As a general guide, when you’re applying in countries like UK, USA, and Canada you don’t need to include a headshot in either your resume or CV. There are lots of countries where you should be including a photo, though; it’s an expectation. These countries include most places in Asia and across continental Europe.
As with most elements of your resume or CV, there are some general rules to follow here…
Rather than going through the guidelines, hints, and tips for when to include a photo in your CV here, we’ve got a comprehensive guide about including a photo in your resume that will answer all your questions, including the ones you never thought to ask!
Bringing It All Together
The key differences between a CV and a resume are all about how long it is, what it looks like, and what you’re going to use it for.
- A CV is as long as needed; a resume shouldn’t go over two pages
- Your CV covers everything you’ve done in your academic career; your resume gives a clear summary of your work experience and skills you’ve got;
- Send a CV when applying for academic roles; attach your resume when applying for other types of job.
This is what you need to know about the American and Canadian job markets.
The global perspective looks like this…
In New Zealand and all across Europe - including the UK and Ireland - they use CV to mean the same thing as a resume means in the US. That is, in these countries a CV is a brief and succinct summary of your work history used to apply for jobs. The word “resume” is rarely if ever used.
The best way to resolve any confusion about whether a resume or CV is best, get in touch with the recruiter and double-check. If anything, it will show you’re being diligent and thoughtful about your application.
It might be useful to consider…
When you’ve got a resume prepared but don’t have a CV, or the other way around, you might want to get one prepared. Having a CV means you have a more detailed version of your resume with more information, and since so much information is the same it shouldn’t be too tough to get it ready.
When you’re hunting for the perfect position to advance your career, you need to make sure you’ve got the right documents ready and good to go. Having a resume and a CV prepared means you’re ready for anything that gets thrown at you, no matter what job you apply for or where it is.

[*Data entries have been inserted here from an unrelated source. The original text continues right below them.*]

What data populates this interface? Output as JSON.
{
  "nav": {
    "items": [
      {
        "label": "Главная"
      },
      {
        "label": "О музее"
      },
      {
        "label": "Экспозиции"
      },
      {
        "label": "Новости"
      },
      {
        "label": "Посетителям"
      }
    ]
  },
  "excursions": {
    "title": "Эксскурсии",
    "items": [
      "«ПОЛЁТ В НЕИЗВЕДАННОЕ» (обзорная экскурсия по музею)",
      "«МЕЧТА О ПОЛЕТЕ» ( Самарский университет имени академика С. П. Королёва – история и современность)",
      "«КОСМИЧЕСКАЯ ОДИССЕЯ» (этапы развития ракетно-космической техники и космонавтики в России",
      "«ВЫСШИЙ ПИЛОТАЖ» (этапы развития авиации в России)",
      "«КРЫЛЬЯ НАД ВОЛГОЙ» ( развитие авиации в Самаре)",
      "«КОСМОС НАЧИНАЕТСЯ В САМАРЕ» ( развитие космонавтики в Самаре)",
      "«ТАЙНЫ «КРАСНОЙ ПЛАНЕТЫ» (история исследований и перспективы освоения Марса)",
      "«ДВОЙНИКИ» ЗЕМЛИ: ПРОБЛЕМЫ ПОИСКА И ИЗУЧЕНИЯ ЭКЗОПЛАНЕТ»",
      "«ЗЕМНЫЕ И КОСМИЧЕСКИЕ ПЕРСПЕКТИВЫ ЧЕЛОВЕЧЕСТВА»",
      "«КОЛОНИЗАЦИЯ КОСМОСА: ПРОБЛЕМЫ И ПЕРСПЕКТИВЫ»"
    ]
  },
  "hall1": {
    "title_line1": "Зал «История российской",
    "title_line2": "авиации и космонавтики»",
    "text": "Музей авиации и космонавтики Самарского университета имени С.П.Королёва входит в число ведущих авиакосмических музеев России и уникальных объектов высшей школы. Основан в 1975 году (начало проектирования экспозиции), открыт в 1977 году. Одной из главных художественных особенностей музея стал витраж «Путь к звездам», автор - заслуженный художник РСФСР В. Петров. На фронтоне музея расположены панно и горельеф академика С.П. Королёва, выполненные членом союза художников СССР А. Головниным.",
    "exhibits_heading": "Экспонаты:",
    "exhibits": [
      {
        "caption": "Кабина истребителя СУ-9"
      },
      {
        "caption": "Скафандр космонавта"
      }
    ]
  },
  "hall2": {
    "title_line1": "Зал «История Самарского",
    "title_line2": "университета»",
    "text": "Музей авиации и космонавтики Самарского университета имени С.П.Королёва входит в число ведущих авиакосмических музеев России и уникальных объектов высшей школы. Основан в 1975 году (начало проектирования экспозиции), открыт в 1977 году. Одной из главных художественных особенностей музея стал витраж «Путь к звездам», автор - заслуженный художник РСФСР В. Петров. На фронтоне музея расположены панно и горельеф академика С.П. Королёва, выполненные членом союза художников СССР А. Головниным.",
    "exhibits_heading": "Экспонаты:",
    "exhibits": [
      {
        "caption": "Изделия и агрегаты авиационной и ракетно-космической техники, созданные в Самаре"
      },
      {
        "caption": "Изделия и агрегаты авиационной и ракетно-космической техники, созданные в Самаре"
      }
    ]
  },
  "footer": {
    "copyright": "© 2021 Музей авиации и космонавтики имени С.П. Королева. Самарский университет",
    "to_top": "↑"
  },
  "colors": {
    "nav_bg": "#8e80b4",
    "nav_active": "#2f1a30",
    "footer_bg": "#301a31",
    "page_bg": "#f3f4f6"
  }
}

To increase the chances of landing your dream job, it’s a great idea to use a top-notch resume template. You can put together a modern, professional-style CV or resume in five minutes; check out our sleek and stylish resume template gallery to find the best layout for you.